10 comments:

CP said...

A good piece to counter the mob's "popular wisdom".

The energy companies do seem hapless at PR though and having Angela Knight as their mouthpiece is terrible, I found her woeful when in defence of the banks in her previous job.

Ryan said...

Are they making huge profits?

Are their dividends huge?

Should I be buying their shares?

rwendland said...

I'm wondering if the uncertainty over how many new nuclear plants will be subsidised into being is hindering investment decisions on other kinds of new baseload plant. At present it seems very difficult to forecast overnight prices 15 years out; if much new nuclear is built it could be extremely low (though the nuclear providers know they will get £92+RPI inflation/MWh overnight whatever). I'd have thought this makes baseload investment decisions extremely tricky and risky.
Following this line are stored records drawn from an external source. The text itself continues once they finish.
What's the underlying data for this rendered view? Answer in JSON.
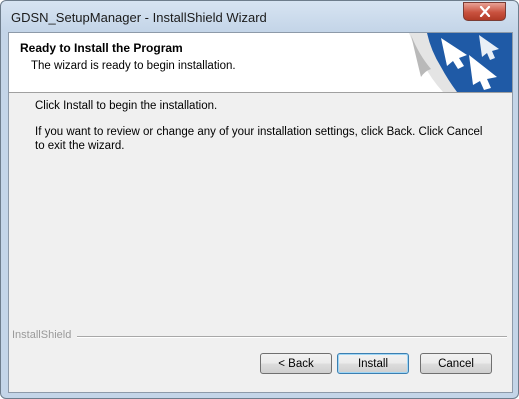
{
  "window": {
    "title": "GDSN_SetupManager - InstallShield Wizard"
  },
  "banner": {
    "title": "Ready to Install the Program",
    "subtitle": "The wizard is ready to begin installation."
  },
  "body": {
    "line1": "Click Install to begin the installation.",
    "line2": "If you want to review or change any of your installation settings, click Back. Click Cancel to exit the wizard."
  },
  "footer": {
    "brand": "InstallShield"
  },
  "buttons": {
    "back": "< Back",
    "install": "Install",
    "cancel": "Cancel"
  },
  "icons": {
    "close": "close-icon",
    "banner_graphic": "installshield-banner-graphic"
  },
  "colors": {
    "accent_blue": "#1f5aa6",
    "close_red": "#c9523f"
  }
}
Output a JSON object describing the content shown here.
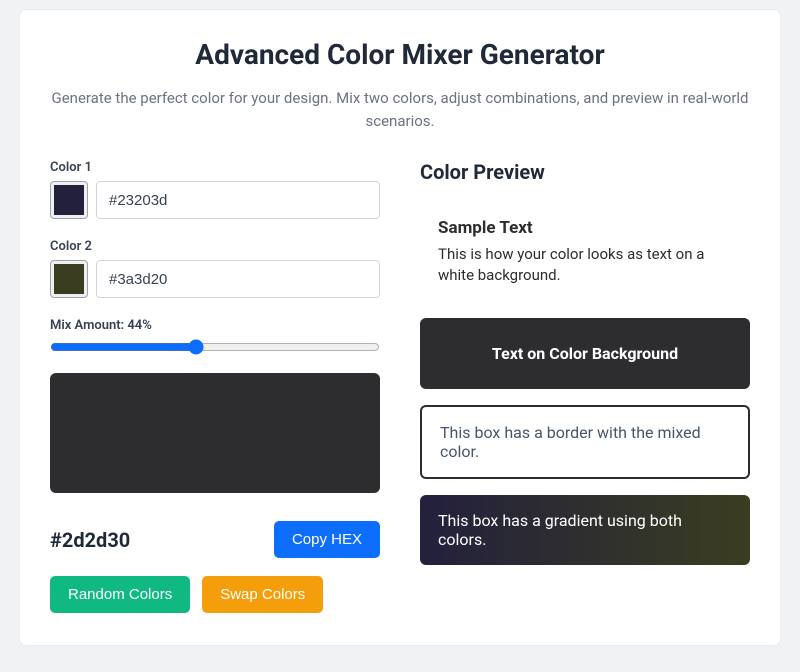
{
  "title": "Advanced Color Mixer Generator",
  "subtitle": "Generate the perfect color for your design. Mix two colors, adjust combinations, and preview in real-world scenarios.",
  "color1": {
    "label": "Color 1",
    "value": "#23203d"
  },
  "color2": {
    "label": "Color 2",
    "value": "#3a3d20"
  },
  "mix": {
    "percent": 44,
    "label_prefix": "Mix Amount: ",
    "label_suffix": "%"
  },
  "mixed_hex": "#2d2d30",
  "buttons": {
    "copy": "Copy HEX",
    "random": "Random Colors",
    "swap": "Swap Colors"
  },
  "preview": {
    "title": "Color Preview",
    "sample_heading": "Sample Text",
    "sample_desc": "This is how your color looks as text on a white background.",
    "dark_text": "Text on Color Background",
    "border_text": "This box has a border with the mixed color.",
    "gradient_text": "This box has a gradient using both colors."
  }
}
I see that Forbes is reporting investment research firm Morningstar Inc analysts saying new nuclear is not a viable source of new power in the West. Massive shame the UK govt was lobbied into exactly the opposite.

Elby the Beserk said...

The sound of Angela Knight's voice alone (never mind what she says) makes me lose the will to live.

Excellent article, Nick. When I heard Davey on the radio early today banging on about how the energy suppliers mustn't treat customers as cash cows, my immediate reaction was - well, maybe if the government stopped doing the same with us, you might have a point. However, the reality is that all our money now belongs to the government, and what scraps we are left with we should be grateful for.

Sod 'em all. Davey makes my blood boil. And that he looks like a cousin to Wayne Rooney just makes it worse.

Nick Drew said...

Seems like unanimity on La Knight there ...

good question, Ryan - and unless you consider y'self an expert at calling the bottom (no, not another reference to Knight) I'd stick at the DD a while longer

could be very low, Mr W, if Germany is anything to go by: the more you introduce subsidised, very-low-SRMC plant into the fleet, the lower the wholesale price - but the higher the retail price !

kinda depends on the Capacity Mechanism details, as well

(and who expects baseload anyhow, apart from biomass subsidy-wallahs?)

Morningstar ought to be right - but you can at least try to suspend the laws of gravity for 35 years if you throw enough AAA-guarantees at it. I really hope the EC rides to our rescue, if HMG don't realise they've been duped in the meantime

you going all trenchant too now, Elby ?

DJK said...

Cameron's comments are entirely in character --- remember all that guff about work-life balance? Easy to say for someone who's never had to strive in life.

Roger said...

Pure hypocrisy, the chicken are coming home to roost. The power companies are doing what the govt asked them to do and the consequences are unpopular and an election is on the horizon.

Worse still, the price hike shows up the consequences of having no coherent policy and for 20 or more years of 'blame the lasts lot' and 'put off till the next election'. Our 'system' of government seems peculiarly unable to sustain a single sensible policy for more than five minutes. Any sane power company would demand a substantial premium before investing in such an uncertain marketplace. Westminster is an excess cost and an economic drag on the UK.

CityUnslicker said...

Roger they did, this is how we got to new nuclear in the end.

the Westminster cost is very high. Byt Milliband will be the next PM and he is a true beliver in both climate change and using everyone else's money to back his position. It will be a truly woeful state of affairs in 2015.

Clive said...

I'd be more willing to buy a "oh, this is really terrible, all this scattergun regulation is stymying us to the point of asphyxiation, we're just trying to make an honest buck and scarcely doing even that, it's not our fault it's the wholesale marker input costs, there's genuine competition in no way are we a cartel" etc. whinging from the Big 6.

They are businesses. If they are sitting on a declining asset (or perhaps better put, declining franchises) they can exit them.

Every day, companies decide that this- or that- market isn't worth their while anymore and cease participation. And look (if you can bear to look -- rail "privatisation" is the worse attempt ever at returning public ownership into private management, you struggle to work out even now what is "public" and what is "private") at rail franchising -- there's a litany of Train Operating Companies (TOCs) sending jingle mail back to the Department of Transport by handing back their franchises.

So, if the energy suppliers think that retail, commercial/bulk and/or generation isn't worth the bother, they can sell up, quit and generally shut up those shops.

While they continue to take the money though, I suspect that it's not quite as bad as they make it all out to be.

Nick Drew said...

Clive - fair point and a fair way of looking at the situation

but keep an eye on RWE (see today's announcements) because they may just test this to destruction

I suspect there are a couple of them who are playing the 'last man standing' game, as seen before now in (e.g.) the chemicals industry